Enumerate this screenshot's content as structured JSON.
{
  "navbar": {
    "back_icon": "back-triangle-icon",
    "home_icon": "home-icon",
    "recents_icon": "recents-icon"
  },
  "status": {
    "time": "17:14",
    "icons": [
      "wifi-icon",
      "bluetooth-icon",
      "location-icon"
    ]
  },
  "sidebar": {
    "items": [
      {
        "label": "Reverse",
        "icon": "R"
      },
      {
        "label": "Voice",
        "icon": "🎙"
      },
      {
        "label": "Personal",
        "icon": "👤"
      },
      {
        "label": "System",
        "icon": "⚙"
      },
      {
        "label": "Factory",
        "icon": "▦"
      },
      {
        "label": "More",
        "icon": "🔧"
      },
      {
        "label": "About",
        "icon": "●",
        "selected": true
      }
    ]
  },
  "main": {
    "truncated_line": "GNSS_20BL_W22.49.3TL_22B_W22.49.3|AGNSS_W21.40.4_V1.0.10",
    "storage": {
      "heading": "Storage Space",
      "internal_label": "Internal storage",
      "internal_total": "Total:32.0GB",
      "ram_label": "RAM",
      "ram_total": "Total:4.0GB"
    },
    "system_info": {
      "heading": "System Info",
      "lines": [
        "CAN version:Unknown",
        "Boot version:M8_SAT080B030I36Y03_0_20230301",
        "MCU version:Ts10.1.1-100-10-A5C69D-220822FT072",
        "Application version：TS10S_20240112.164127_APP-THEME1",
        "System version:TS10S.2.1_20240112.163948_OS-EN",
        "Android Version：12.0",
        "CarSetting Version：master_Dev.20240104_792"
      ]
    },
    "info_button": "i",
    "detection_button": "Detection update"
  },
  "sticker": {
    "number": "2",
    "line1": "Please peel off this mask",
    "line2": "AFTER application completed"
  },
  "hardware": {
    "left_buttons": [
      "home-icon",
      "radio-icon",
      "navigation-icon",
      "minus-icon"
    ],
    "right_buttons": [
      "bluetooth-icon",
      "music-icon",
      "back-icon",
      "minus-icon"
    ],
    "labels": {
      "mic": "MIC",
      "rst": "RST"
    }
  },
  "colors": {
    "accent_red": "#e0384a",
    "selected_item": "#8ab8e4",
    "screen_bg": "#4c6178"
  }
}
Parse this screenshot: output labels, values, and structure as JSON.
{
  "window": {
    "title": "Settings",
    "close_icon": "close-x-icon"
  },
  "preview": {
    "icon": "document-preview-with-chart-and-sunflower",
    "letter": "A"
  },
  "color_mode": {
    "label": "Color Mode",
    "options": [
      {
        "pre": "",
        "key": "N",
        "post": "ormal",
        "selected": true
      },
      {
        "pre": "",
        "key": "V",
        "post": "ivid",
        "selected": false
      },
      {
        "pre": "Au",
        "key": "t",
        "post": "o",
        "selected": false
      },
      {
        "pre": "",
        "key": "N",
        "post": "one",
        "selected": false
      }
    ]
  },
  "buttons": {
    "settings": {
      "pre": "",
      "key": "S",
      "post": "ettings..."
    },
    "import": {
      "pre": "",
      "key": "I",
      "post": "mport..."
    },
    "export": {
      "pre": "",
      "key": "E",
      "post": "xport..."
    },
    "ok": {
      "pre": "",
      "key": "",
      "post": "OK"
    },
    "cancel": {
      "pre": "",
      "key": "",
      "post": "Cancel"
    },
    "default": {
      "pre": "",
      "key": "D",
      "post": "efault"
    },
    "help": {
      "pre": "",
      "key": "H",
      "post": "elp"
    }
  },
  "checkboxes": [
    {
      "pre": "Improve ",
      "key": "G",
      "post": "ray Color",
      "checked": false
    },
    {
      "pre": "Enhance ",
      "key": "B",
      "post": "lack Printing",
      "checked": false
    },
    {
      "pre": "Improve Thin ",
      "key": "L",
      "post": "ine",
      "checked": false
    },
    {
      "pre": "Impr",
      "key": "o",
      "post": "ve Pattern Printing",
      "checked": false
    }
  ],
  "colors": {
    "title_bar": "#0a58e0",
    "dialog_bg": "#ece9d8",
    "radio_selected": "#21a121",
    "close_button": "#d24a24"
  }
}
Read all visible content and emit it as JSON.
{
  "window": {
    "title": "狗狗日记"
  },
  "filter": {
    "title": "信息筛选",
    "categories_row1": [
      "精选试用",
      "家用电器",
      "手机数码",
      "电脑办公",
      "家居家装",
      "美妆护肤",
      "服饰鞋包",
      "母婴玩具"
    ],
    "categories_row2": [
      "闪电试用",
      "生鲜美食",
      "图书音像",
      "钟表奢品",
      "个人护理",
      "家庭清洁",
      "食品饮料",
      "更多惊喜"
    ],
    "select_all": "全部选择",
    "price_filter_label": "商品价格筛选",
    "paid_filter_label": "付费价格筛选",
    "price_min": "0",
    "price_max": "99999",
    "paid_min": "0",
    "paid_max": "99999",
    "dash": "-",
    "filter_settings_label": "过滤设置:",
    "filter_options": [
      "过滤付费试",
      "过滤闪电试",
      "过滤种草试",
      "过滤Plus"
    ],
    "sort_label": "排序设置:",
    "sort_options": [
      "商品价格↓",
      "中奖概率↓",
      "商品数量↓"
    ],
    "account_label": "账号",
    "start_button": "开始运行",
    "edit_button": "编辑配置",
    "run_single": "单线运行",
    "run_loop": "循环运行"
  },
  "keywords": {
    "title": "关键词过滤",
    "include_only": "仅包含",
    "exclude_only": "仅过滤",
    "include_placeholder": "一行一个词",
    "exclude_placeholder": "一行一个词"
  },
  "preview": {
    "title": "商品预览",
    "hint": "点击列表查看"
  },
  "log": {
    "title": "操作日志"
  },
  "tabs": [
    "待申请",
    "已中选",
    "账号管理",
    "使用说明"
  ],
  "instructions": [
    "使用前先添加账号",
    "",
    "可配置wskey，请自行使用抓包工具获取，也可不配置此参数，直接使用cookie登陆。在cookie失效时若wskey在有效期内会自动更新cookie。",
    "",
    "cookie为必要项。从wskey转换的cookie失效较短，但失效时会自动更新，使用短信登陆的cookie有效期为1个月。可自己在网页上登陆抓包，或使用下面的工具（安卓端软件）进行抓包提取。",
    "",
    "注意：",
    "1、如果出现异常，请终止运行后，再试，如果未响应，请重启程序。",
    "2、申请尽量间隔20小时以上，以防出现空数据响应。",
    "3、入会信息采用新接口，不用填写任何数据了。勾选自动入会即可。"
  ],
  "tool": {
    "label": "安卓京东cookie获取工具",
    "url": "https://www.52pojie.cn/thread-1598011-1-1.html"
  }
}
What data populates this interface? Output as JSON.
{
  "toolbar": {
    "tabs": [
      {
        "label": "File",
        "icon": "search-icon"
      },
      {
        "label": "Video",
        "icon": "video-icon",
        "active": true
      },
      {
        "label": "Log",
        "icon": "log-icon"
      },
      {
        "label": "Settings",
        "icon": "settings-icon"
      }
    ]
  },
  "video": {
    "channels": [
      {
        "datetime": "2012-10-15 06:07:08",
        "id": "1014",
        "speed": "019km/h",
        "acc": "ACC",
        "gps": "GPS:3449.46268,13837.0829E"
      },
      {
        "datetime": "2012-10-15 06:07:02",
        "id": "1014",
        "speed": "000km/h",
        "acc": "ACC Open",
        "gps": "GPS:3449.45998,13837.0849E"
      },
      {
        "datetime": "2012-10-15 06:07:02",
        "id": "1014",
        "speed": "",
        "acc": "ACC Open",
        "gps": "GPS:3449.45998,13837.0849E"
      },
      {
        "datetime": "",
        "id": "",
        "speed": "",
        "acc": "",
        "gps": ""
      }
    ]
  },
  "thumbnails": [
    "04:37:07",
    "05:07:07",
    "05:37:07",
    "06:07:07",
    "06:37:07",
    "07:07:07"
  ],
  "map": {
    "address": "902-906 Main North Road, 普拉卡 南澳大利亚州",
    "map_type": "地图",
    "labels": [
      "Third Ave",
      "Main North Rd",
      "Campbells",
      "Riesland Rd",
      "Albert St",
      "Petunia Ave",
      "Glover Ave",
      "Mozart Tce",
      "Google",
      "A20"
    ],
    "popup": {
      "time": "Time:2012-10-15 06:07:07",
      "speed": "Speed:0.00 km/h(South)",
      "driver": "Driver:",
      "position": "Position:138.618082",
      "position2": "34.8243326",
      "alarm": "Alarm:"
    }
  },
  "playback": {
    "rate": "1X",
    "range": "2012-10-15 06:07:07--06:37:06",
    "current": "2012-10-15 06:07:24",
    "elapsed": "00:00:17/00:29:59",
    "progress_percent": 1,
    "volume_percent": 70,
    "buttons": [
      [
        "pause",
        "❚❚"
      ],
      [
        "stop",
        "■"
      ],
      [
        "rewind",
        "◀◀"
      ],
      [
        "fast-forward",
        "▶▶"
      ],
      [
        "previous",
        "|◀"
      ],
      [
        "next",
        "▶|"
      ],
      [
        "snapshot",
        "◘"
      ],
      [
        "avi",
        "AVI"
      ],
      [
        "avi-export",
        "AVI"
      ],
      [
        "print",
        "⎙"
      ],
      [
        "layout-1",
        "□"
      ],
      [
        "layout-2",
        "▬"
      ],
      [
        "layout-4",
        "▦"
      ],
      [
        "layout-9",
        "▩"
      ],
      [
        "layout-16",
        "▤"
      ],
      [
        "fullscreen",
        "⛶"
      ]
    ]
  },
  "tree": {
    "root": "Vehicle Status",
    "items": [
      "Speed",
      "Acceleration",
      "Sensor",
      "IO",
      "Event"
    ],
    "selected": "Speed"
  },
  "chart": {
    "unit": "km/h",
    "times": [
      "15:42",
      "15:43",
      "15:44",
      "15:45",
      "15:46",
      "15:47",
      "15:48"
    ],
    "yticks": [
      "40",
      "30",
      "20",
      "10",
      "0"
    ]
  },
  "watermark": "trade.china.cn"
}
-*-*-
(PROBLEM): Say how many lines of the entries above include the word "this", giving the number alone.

(EXERCISE RESULT): 4